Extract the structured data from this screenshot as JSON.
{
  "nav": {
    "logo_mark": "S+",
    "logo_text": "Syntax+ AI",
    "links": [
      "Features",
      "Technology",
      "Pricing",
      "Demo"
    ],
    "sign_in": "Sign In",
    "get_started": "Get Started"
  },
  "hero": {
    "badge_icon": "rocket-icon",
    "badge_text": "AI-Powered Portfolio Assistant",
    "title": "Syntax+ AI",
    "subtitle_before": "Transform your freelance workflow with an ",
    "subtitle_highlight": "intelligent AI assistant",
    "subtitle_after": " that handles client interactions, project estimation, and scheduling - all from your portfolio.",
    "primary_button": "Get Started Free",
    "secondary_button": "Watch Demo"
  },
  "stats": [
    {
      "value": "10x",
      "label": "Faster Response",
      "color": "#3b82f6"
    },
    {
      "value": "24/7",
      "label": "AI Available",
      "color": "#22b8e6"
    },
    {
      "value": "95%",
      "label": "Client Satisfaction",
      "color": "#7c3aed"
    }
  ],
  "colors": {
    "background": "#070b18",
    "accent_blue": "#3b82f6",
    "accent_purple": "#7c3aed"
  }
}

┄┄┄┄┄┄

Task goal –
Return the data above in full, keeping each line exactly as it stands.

Output of the exercise –
Extract the structured data from this screenshot as JSON.
{
  "nav": {
    "logo_mark": "S+",
    "logo_text": "Syntax+ AI",
    "links": [
      "Features",
      "Technology",
      "Pricing",
      "Demo"
    ],
    "sign_in": "Sign In",
    "get_started": "Get Started"
  },
  "hero": {
    "badge_icon": "rocket-icon",
    "badge_text": "AI-Powered Portfolio Assistant",
    "title": "Syntax+ AI",
    "subtitle_before": "Transform your freelance workflow with an ",
    "subtitle_highlight": "intelligent AI assistant",
    "subtitle_after": " that handles client interactions, project estimation, and scheduling - all from your portfolio.",
    "primary_button": "Get Started Free",
    "secondary_button": "Watch Demo"
  },
  "stats": [
    {
      "value": "10x",
      "label": "Faster Response",
      "color": "#3b82f6"
    },
    {
      "value": "24/7",
      "label": "AI Available",
      "color": "#22b8e6"
    },
    {
      "value": "95%",
      "label": "Client Satisfaction",
      "color": "#7c3aed"
    }
  ],
  "colors": {
    "background": "#070b18",
    "accent_blue": "#3b82f6",
    "accent_purple": "#7c3aed"
  }
}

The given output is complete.